NCJ Number
170821
Journal
Journal of Correctional Education Volume: 48 Issue: 3 Dated: (September 1997) Pages: 106-111
Author(s)
D J Stevens; C S Ward
Date Published
1997
Length
6 pages
Annotation
To examine the effects of education on incarcerated offenders, 60 student-inmates who had earned their associate and/or baccalaureate degrees while incarcerated were tracked after their release from the North Carolina Department of Corrections.
Abstract
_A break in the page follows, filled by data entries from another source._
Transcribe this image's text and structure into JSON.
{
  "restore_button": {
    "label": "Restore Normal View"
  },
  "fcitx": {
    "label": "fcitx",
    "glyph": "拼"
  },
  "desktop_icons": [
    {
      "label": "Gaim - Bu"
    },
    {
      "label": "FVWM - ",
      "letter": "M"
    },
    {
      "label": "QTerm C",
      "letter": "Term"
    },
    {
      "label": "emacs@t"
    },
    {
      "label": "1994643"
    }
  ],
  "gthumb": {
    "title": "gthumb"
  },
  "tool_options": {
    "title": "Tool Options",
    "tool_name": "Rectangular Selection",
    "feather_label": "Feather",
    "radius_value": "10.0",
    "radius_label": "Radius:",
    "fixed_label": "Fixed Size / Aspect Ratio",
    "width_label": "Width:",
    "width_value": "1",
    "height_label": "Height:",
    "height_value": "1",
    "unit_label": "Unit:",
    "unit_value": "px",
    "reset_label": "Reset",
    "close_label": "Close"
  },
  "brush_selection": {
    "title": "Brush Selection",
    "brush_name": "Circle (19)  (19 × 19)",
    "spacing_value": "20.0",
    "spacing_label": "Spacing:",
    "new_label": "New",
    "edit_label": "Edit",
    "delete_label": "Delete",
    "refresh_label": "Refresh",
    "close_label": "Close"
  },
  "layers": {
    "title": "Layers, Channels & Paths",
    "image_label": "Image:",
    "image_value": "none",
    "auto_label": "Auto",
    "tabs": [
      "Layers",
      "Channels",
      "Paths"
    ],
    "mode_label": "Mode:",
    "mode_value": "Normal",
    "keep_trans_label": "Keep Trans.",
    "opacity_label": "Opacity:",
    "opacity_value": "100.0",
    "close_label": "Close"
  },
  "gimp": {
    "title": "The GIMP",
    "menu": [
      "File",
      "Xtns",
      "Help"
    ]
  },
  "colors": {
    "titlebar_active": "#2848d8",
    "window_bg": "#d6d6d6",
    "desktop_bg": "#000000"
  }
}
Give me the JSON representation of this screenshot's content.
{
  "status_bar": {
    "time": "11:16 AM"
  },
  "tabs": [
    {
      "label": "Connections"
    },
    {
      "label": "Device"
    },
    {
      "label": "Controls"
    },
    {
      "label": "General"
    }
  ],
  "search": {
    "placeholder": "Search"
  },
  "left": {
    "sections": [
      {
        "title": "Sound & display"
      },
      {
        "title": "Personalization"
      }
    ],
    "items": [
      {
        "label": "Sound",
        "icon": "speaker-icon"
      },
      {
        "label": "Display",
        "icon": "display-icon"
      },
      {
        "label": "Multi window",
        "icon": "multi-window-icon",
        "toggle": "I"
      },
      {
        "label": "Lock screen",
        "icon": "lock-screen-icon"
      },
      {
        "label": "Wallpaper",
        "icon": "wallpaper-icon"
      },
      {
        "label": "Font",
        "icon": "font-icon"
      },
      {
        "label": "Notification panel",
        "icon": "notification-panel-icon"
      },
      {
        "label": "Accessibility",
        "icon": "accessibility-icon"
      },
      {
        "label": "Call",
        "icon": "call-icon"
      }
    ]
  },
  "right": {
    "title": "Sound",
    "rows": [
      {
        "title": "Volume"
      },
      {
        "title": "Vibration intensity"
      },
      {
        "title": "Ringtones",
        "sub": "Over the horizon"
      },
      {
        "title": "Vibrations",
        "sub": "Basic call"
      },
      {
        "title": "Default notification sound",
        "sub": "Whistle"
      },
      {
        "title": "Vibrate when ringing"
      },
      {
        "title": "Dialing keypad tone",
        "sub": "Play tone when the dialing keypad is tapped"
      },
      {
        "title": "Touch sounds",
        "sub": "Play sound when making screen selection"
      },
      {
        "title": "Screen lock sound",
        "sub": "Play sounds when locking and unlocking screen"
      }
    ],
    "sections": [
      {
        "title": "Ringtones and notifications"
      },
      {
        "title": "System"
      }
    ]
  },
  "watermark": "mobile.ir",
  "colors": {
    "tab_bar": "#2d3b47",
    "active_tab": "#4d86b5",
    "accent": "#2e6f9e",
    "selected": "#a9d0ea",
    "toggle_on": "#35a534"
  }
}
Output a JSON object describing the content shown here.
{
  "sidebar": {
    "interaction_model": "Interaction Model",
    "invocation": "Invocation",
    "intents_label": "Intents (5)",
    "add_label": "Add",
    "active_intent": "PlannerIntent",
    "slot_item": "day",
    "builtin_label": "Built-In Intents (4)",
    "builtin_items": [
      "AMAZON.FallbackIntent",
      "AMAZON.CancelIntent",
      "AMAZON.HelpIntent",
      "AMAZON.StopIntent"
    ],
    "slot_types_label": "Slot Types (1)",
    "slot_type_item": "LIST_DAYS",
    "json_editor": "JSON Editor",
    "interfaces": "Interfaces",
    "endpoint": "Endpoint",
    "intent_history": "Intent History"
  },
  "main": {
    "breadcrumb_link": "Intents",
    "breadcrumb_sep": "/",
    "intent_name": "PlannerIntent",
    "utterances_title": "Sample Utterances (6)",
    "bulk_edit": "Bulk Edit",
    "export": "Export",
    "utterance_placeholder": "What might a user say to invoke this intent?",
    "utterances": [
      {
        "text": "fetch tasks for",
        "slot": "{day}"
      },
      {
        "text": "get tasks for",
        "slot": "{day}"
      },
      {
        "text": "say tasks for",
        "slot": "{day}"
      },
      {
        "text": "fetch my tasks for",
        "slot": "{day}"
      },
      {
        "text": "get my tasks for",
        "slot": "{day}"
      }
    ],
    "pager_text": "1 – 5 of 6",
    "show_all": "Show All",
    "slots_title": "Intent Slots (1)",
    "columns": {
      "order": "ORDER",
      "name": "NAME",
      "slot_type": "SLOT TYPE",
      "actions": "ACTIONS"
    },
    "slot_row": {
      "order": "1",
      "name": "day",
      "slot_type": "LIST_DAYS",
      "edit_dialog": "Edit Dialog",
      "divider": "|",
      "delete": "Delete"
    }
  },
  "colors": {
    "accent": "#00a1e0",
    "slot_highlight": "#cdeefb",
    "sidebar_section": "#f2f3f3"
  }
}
Their recidivism rates were compared with nonstudent inmates. Data were also collected from education and recidivism studies in 30 States. Results show that inmates who earned associate and baccalaureate degrees while incarcerated tended to become law-abiding individuals significantly more often after their release from prison than inmates who had not advanced their education while incarcerated. One conclusion drawn from these findings is that it is less expensive to educate inmates than to reincarcerate them. The researchers recommend that lowering of recidivism becomes one of the missions of the correctional community and that college degree programs become an intrinsic part of that mission. Research should be done on the relationship between advanced education of corrections custody officers and the recidivism rates of inmates. 57 references